Print each entry word for word without images.

PROVIDED RECORDS:
________________________________________
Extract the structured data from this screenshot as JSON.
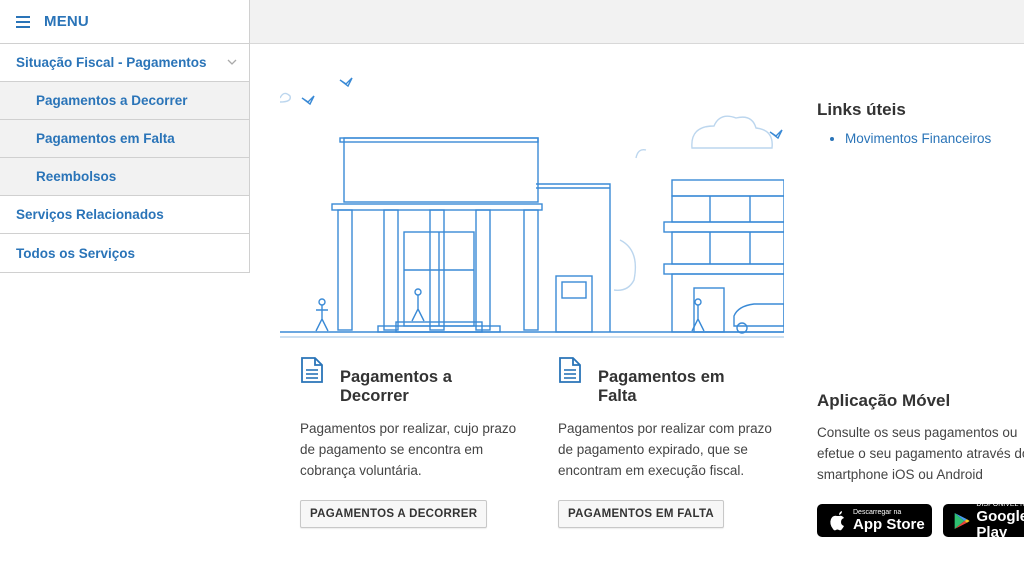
{
  "menu": {
    "label": "MENU"
  },
  "sidebar": {
    "items": [
      {
        "label": "Situação Fiscal - Pagamentos",
        "sub": false
      },
      {
        "label": "Pagamentos a Decorrer",
        "sub": true
      },
      {
        "label": "Pagamentos em Falta",
        "sub": true
      },
      {
        "label": "Reembolsos",
        "sub": true
      },
      {
        "label": "Serviços Relacionados",
        "sub": false
      },
      {
        "label": "Todos os Serviços",
        "sub": false
      }
    ]
  },
  "cards": [
    {
      "title": "Pagamentos a Decorrer",
      "description": "Pagamentos por realizar, cujo prazo de pagamento se encontra em cobrança voluntária.",
      "button": "PAGAMENTOS A DECORRER"
    },
    {
      "title": "Pagamentos em Falta",
      "description": "Pagamentos por realizar com prazo de pagamento expirado, que se encontram em execução fiscal.",
      "button": "PAGAMENTOS EM FALTA"
    }
  ],
  "links": {
    "title": "Links úteis",
    "items": [
      "Movimentos Financeiros"
    ]
  },
  "app": {
    "title": "Aplicação Móvel",
    "line1": "Consulte os seus pagamentos ou",
    "line2": "efetue o seu pagamento através do",
    "line3": "smartphone iOS ou Android",
    "appstore_small": "Descarregar na",
    "appstore_big": "App Store",
    "google_small": "DISPONÍVEL NO",
    "google_big": "Google Play"
  },
  "colors": {
    "accent": "#2a74b8",
    "illustration": "#3a8ad6"
  },
  "icons": [
    "hamburger-icon",
    "chevron-down-icon",
    "document-icon",
    "apple-icon",
    "google-play-icon"
  ]
}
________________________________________
SOLUTION TO THIS EXERCISE:
Extract the structured data from this screenshot as JSON.
{
  "menu": {
    "label": "MENU"
  },
  "sidebar": {
    "items": [
      {
        "label": "Situação Fiscal - Pagamentos",
        "sub": false
      },
      {
        "label": "Pagamentos a Decorrer",
        "sub": true
      },
      {
        "label": "Pagamentos em Falta",
        "sub": true
      },
      {
        "label": "Reembolsos",
        "sub": true
      },
      {
        "label": "Serviços Relacionados",
        "sub": false
      },
      {
        "label": "Todos os Serviços",
        "sub": false
      }
    ]
  },
  "cards": [
    {
      "title": "Pagamentos a Decorrer",
      "description": "Pagamentos por realizar, cujo prazo de pagamento se encontra em cobrança voluntária.",
      "button": "PAGAMENTOS A DECORRER"
    },
    {
      "title": "Pagamentos em Falta",
      "description": "Pagamentos por realizar com prazo de pagamento expirado, que se encontram em execução fiscal.",
      "button": "PAGAMENTOS EM FALTA"
    }
  ],
  "links": {
    "title": "Links úteis",
    "items": [
      "Movimentos Financeiros"
    ]
  },
  "app": {
    "title": "Aplicação Móvel",
    "line1": "Consulte os seus pagamentos ou",
    "line2": "efetue o seu pagamento através do",
    "line3": "smartphone iOS ou Android",
    "appstore_small": "Descarregar na",
    "appstore_big": "App Store",
    "google_small": "DISPONÍVEL NO",
    "google_big": "Google Play"
  },
  "colors": {
    "accent": "#2a74b8",
    "illustration": "#3a8ad6"
  },
  "icons": [
    "hamburger-icon",
    "chevron-down-icon",
    "document-icon",
    "apple-icon",
    "google-play-icon"
  ]
}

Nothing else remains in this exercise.